The purpose of the Statistical Scrutiny series is to attempt to explain or contest a player's performance evidenced by main stream statistics through an evaluation of statistics which do not often appear in a boxscore, for lack of a better term "sabermetric statistics." The "sabermetric statistics" measure results which are crucial to the player's overall performance, but often not included in the main stream stats, such as how often a player walks, strikes outs, hits a line drive, etc.
Since homering the first three games of the season, Ian Kinsler's batting average dipped as low as .170 before rising to .250 after a 4-4 game against the Angels. In the course of his current 5 game hitting streak, Kinsler has bumped his batting average 41 points. The question is whether Kinsler's performance was reflected by his early season statistical struggles or by his recent stellar performance.
When looking into some of the lesser referenced stats, Kinsler is having one of his "best" seasons. His walk percentage is at a career high; his strikeout percentage is at a career low; his power, as reflected by the stat "isolated power", is a career high; and his percentage of swings and misses is not only a career low, but is also tied for second best in all of baseball this season.
The obvious question is: why do Kinsler's mainstream stats, and his batting average in particular, not reflect the season his "sabermetric" stats indicate he's having?

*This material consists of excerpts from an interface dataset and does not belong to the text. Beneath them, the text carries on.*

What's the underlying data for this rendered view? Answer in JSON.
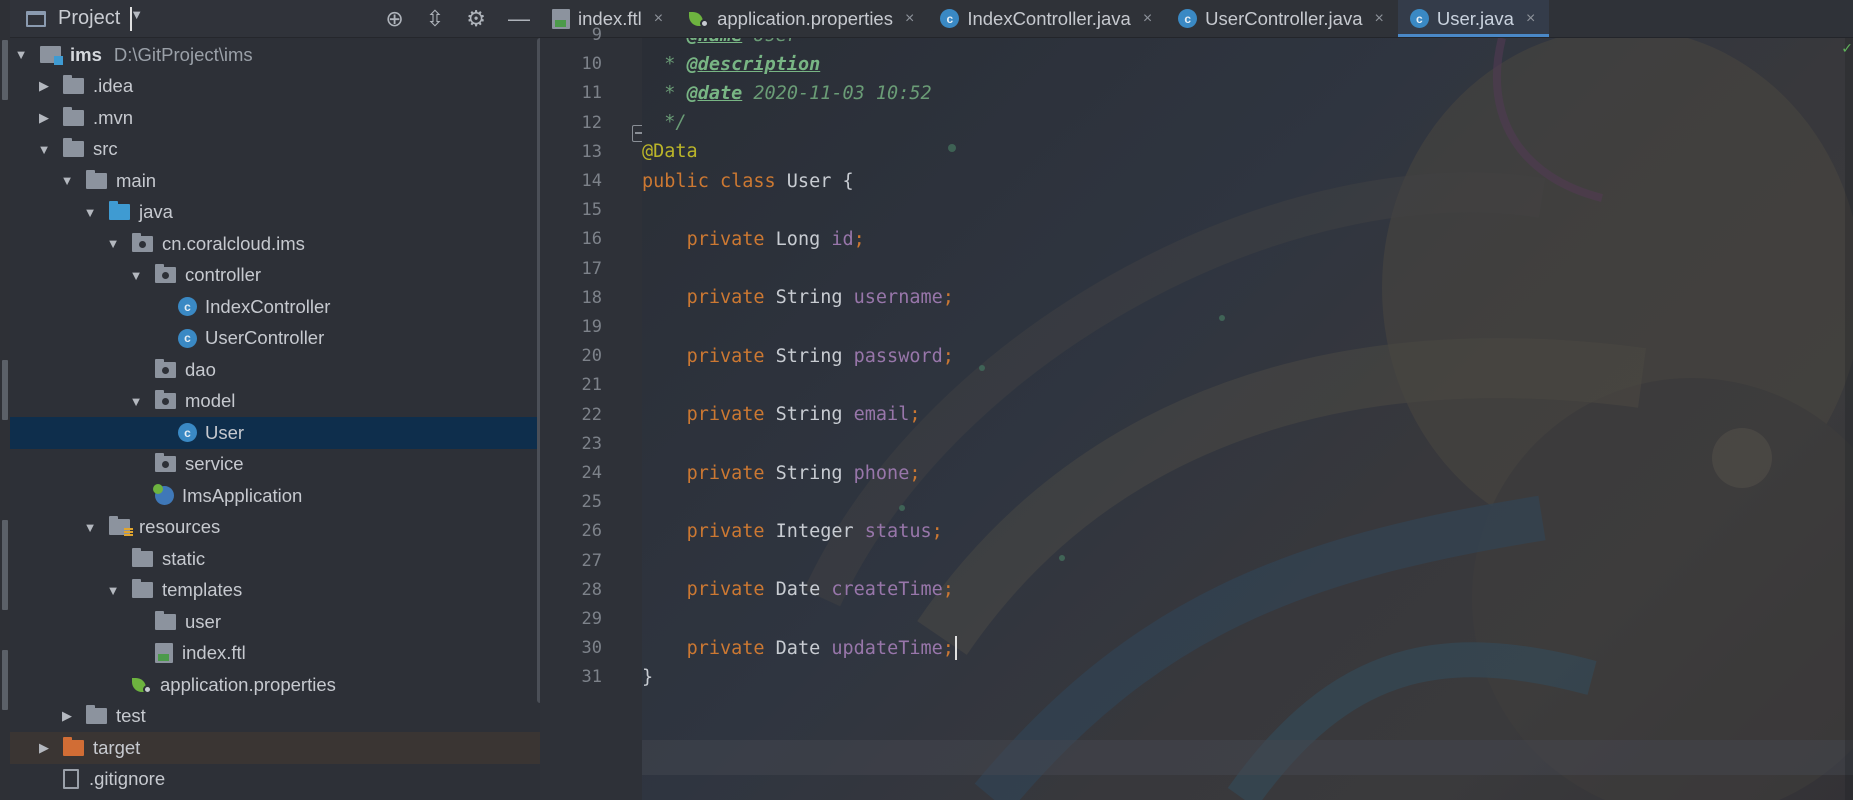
{
  "project_panel": {
    "title": "Project",
    "tree": [
      {
        "label": "ims",
        "path": "D:\\GitProject\\ims",
        "indent": 0,
        "arrow": "down",
        "icon": "module"
      },
      {
        "label": ".idea",
        "indent": 1,
        "arrow": "right",
        "icon": "folder"
      },
      {
        "label": ".mvn",
        "indent": 1,
        "arrow": "right",
        "icon": "folder"
      },
      {
        "label": "src",
        "indent": 1,
        "arrow": "down",
        "icon": "folder"
      },
      {
        "label": "main",
        "indent": 2,
        "arrow": "down",
        "icon": "folder"
      },
      {
        "label": "java",
        "indent": 3,
        "arrow": "down",
        "icon": "folder-blue"
      },
      {
        "label": "cn.coralcloud.ims",
        "indent": 4,
        "arrow": "down",
        "icon": "package"
      },
      {
        "label": "controller",
        "indent": 5,
        "arrow": "down",
        "icon": "package"
      },
      {
        "label": "IndexController",
        "indent": 6,
        "arrow": "none",
        "icon": "class"
      },
      {
        "label": "UserController",
        "indent": 6,
        "arrow": "none",
        "icon": "class"
      },
      {
        "label": "dao",
        "indent": 5,
        "arrow": "none",
        "icon": "package"
      },
      {
        "label": "model",
        "indent": 5,
        "arrow": "down",
        "icon": "package"
      },
      {
        "label": "User",
        "indent": 6,
        "arrow": "none",
        "icon": "class",
        "selected": true
      },
      {
        "label": "service",
        "indent": 5,
        "arrow": "none",
        "icon": "package"
      },
      {
        "label": "ImsApplication",
        "indent": 5,
        "arrow": "none",
        "icon": "spring-class"
      },
      {
        "label": "resources",
        "indent": 3,
        "arrow": "down",
        "icon": "resources"
      },
      {
        "label": "static",
        "indent": 4,
        "arrow": "none",
        "icon": "folder"
      },
      {
        "label": "templates",
        "indent": 4,
        "arrow": "down",
        "icon": "folder"
      },
      {
        "label": "user",
        "indent": 5,
        "arrow": "none",
        "icon": "folder"
      },
      {
        "label": "index.ftl",
        "indent": 5,
        "arrow": "none",
        "icon": "ftl"
      },
      {
        "label": "application.properties",
        "indent": 4,
        "arrow": "none",
        "icon": "spring-props"
      },
      {
        "label": "test",
        "indent": 2,
        "arrow": "right",
        "icon": "folder"
      },
      {
        "label": "target",
        "indent": 1,
        "arrow": "right",
        "icon": "folder-orange",
        "highlight": true
      },
      {
        "label": ".gitignore",
        "indent": 1,
        "arrow": "none",
        "icon": "file"
      }
    ]
  },
  "tabs": [
    {
      "label": "index.ftl",
      "icon": "ftl",
      "active": false
    },
    {
      "label": "application.properties",
      "icon": "spring-props",
      "active": false
    },
    {
      "label": "IndexController.java",
      "icon": "class",
      "active": false
    },
    {
      "label": "UserController.java",
      "icon": "class",
      "active": false
    },
    {
      "label": "User.java",
      "icon": "class",
      "active": true
    }
  ],
  "tab_close_glyph": "×",
  "editor": {
    "lines": [
      {
        "n": "9",
        "tokens": [
          [
            "doc",
            "  * "
          ],
          [
            "tag",
            "@name"
          ],
          [
            "doc",
            " User"
          ]
        ]
      },
      {
        "n": "10",
        "tokens": [
          [
            "doc",
            "  * "
          ],
          [
            "tag",
            "@description"
          ]
        ]
      },
      {
        "n": "11",
        "tokens": [
          [
            "doc",
            "  * "
          ],
          [
            "tag",
            "@date"
          ],
          [
            "doc",
            " 2020-11-03 10:52"
          ]
        ]
      },
      {
        "n": "12",
        "tokens": [
          [
            "doc",
            "  */"
          ]
        ]
      },
      {
        "n": "13",
        "tokens": [
          [
            "ann",
            "@Data"
          ]
        ]
      },
      {
        "n": "14",
        "tokens": [
          [
            "kw",
            "public class "
          ],
          [
            "plain",
            "User {"
          ]
        ]
      },
      {
        "n": "15",
        "tokens": []
      },
      {
        "n": "16",
        "tokens": [
          [
            "plain",
            "    "
          ],
          [
            "kw",
            "private "
          ],
          [
            "type",
            "Long "
          ],
          [
            "field",
            "id"
          ],
          [
            "punct",
            ";"
          ]
        ]
      },
      {
        "n": "17",
        "tokens": []
      },
      {
        "n": "18",
        "tokens": [
          [
            "plain",
            "    "
          ],
          [
            "kw",
            "private "
          ],
          [
            "type",
            "String "
          ],
          [
            "field",
            "username"
          ],
          [
            "punct",
            ";"
          ]
        ]
      },
      {
        "n": "19",
        "tokens": []
      },
      {
        "n": "20",
        "tokens": [
          [
            "plain",
            "    "
          ],
          [
            "kw",
            "private "
          ],
          [
            "type",
            "String "
          ],
          [
            "field",
            "password"
          ],
          [
            "punct",
            ";"
          ]
        ]
      },
      {
        "n": "21",
        "tokens": []
      },
      {
        "n": "22",
        "tokens": [
          [
            "plain",
            "    "
          ],
          [
            "kw",
            "private "
          ],
          [
            "type",
            "String "
          ],
          [
            "field",
            "email"
          ],
          [
            "punct",
            ";"
          ]
        ]
      },
      {
        "n": "23",
        "tokens": []
      },
      {
        "n": "24",
        "tokens": [
          [
            "plain",
            "    "
          ],
          [
            "kw",
            "private "
          ],
          [
            "type",
            "String "
          ],
          [
            "field",
            "phone"
          ],
          [
            "punct",
            ";"
          ]
        ]
      },
      {
        "n": "25",
        "tokens": []
      },
      {
        "n": "26",
        "tokens": [
          [
            "plain",
            "    "
          ],
          [
            "kw",
            "private "
          ],
          [
            "type",
            "Integer "
          ],
          [
            "field",
            "status"
          ],
          [
            "punct",
            ";"
          ]
        ]
      },
      {
        "n": "27",
        "tokens": []
      },
      {
        "n": "28",
        "tokens": [
          [
            "plain",
            "    "
          ],
          [
            "kw",
            "private "
          ],
          [
            "type",
            "Date "
          ],
          [
            "field",
            "createTime"
          ],
          [
            "punct",
            ";"
          ]
        ]
      },
      {
        "n": "29",
        "tokens": []
      },
      {
        "n": "30",
        "tokens": [
          [
            "plain",
            "    "
          ],
          [
            "kw",
            "private "
          ],
          [
            "type",
            "Date "
          ],
          [
            "field",
            "updateTime"
          ],
          [
            "punct",
            ";"
          ]
        ],
        "current": true
      },
      {
        "n": "31",
        "tokens": [
          [
            "plain",
            "}"
          ]
        ]
      }
    ]
  },
  "colors": {
    "keyword": "#cc7832",
    "annotation": "#bbb529",
    "field": "#9876aa",
    "javadoc": "#6a9c76",
    "selection": "#0e2e4c",
    "tab_underline": "#4a88c7"
  }
}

The answer can be found by evaluating Kinsler’s batting average on balls in play (“BABIP”). BABIP measures batting average exclusive of homeruns, strikeouts and sacrifices. BABIP can vary wildly and is also greatly affected by luck, especially in small sample sizes.
Several different statistical measures have been developed to “predict” a player’s BABIP. Put another way, these measures attempt to isolate the “luck” factor contained within BABIP. Two of these predictors are the line drive percentage method ("LD% method") and "Studes" method, both developed by Dave Studeman.

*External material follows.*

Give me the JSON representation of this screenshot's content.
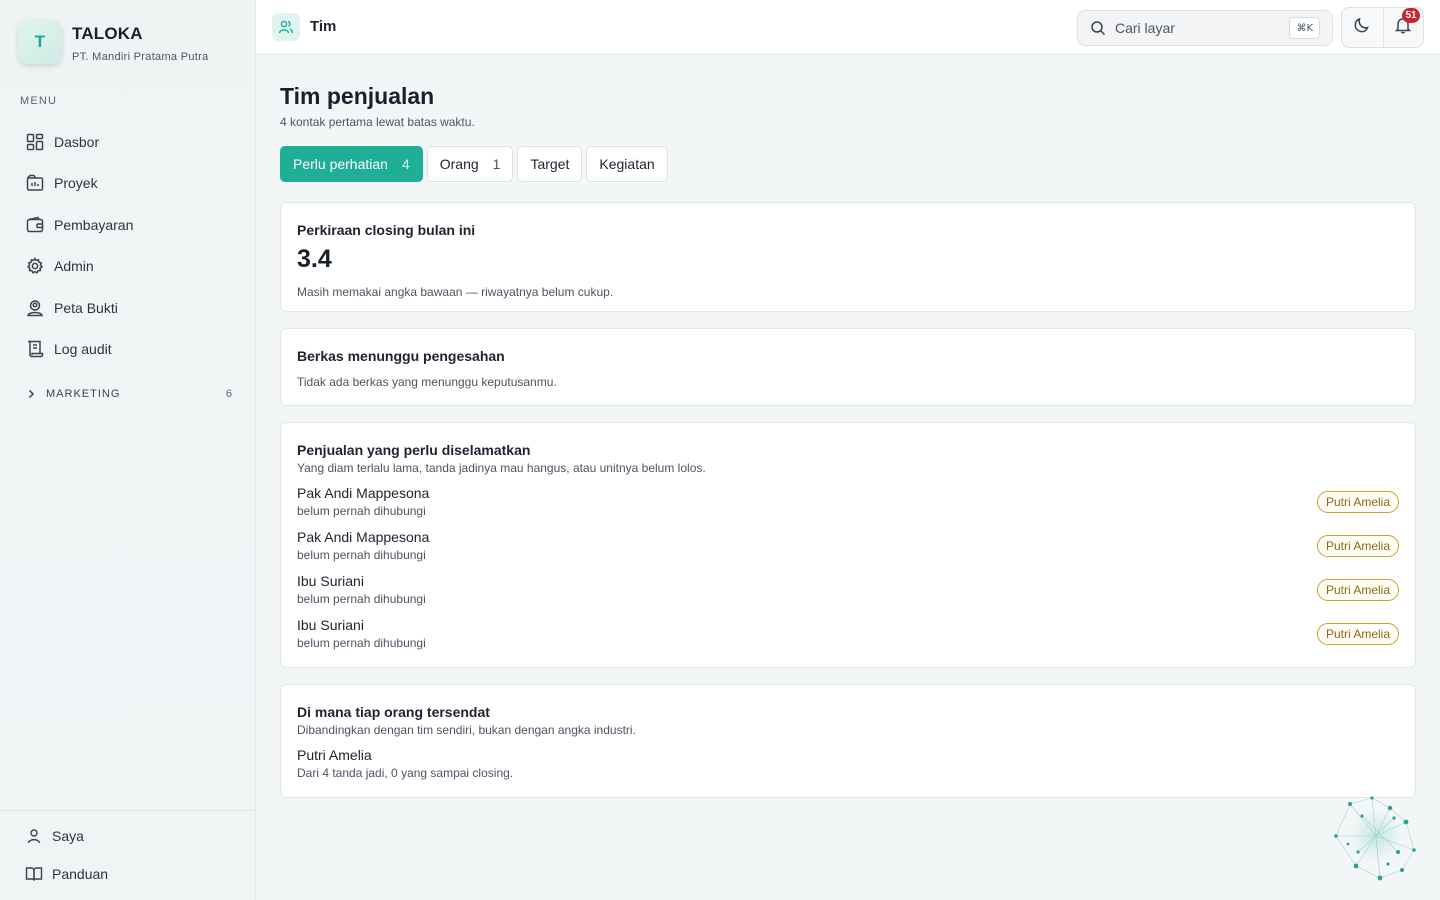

The LD% method is the simplest of the BABIP predictors. All that is required to predict BABIP with this method is adding .120 to a player’s line drive percentage. This method is based off the maxim that line drives become hits more often than other batted balls. Accordingly, a player who hits a high percentage of line drives will have a similarly high BABIP.
The Studes method is based on similar principles but it also seeks to include a player's propensity for flyballs, groundballs and strikeouts into the equation. While the strikeout rate does not have a direct link to BABIP, it does provide some additional corollary input to the equation.

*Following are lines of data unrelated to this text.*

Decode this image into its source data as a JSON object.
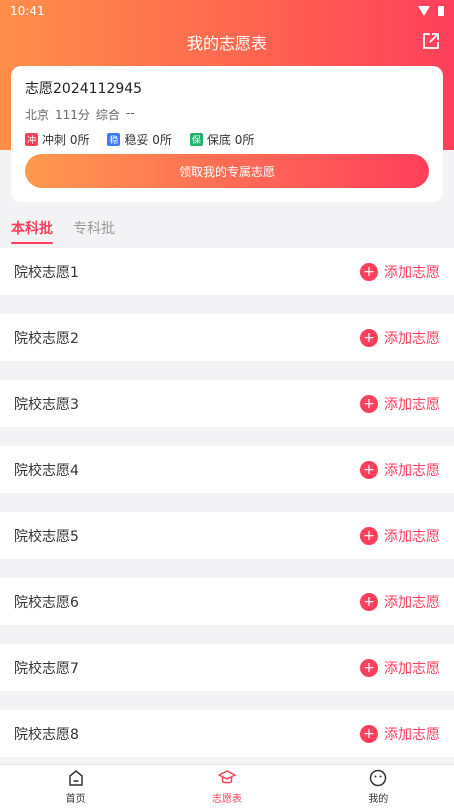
{
  "status_bar": {
    "time": "10:41"
  },
  "header": {
    "title": "我的志愿表"
  },
  "card": {
    "title": "志愿2024112945",
    "meta": {
      "region": "北京",
      "score": "111分",
      "subject": "综合",
      "extra": "--"
    },
    "counts": [
      {
        "tag": "冲",
        "label": "冲刺 0所",
        "color": "#ff3f5c"
      },
      {
        "tag": "稳",
        "label": "稳妥 0所",
        "color": "#3a7bff"
      },
      {
        "tag": "保",
        "label": "保底 0所",
        "color": "#22b36b"
      }
    ],
    "cta_label": "领取我的专属志愿"
  },
  "tabs": [
    {
      "label": "本科批",
      "active": true
    },
    {
      "label": "专科批",
      "active": false
    }
  ],
  "rows": [
    {
      "label": "院校志愿1",
      "action": "添加志愿"
    },
    {
      "label": "院校志愿2",
      "action": "添加志愿"
    },
    {
      "label": "院校志愿3",
      "action": "添加志愿"
    },
    {
      "label": "院校志愿4",
      "action": "添加志愿"
    },
    {
      "label": "院校志愿5",
      "action": "添加志愿"
    },
    {
      "label": "院校志愿6",
      "action": "添加志愿"
    },
    {
      "label": "院校志愿7",
      "action": "添加志愿"
    },
    {
      "label": "院校志愿8",
      "action": "添加志愿"
    }
  ],
  "bottom_nav": [
    {
      "label": "首页",
      "icon": "home-icon",
      "active": false
    },
    {
      "label": "志愿表",
      "icon": "graduation-cap-icon",
      "active": true
    },
    {
      "label": "我的",
      "icon": "smile-icon",
      "active": false
    }
  ],
  "colors": {
    "accent": "#ff3f5c",
    "gradient_start": "#ff8e4a"
  }
}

For 2011, Ian Kinsler has a BABIP of .250. Based on the LD% method, Kinsler’s BABIP should be .289, which would equal Kinsler's career BABIP number. Based on the Studes method, Kinsler's BABIP should be .270. According to these prediction methods, bad luck may have lowered Kinsler’s BABIP at this point in the season by between 20 and 40 points.
If Kinsler’s BABIP was .280, the average between the two predicted values, his current batting average would be .297; his current on base percentage would be .386; and his current slugging percentage would be .499, assuming all the "added hits were only singles. The resulting .885 OPS would rank second among major league second baseman. The fortunate thing for Mr. Kinsler, and for the Rangers, is that the luck element of BABIP tends to even out over a season. The most recent five game stretch might be the first signs that Kinsler’s season will, in fact, be among his career best.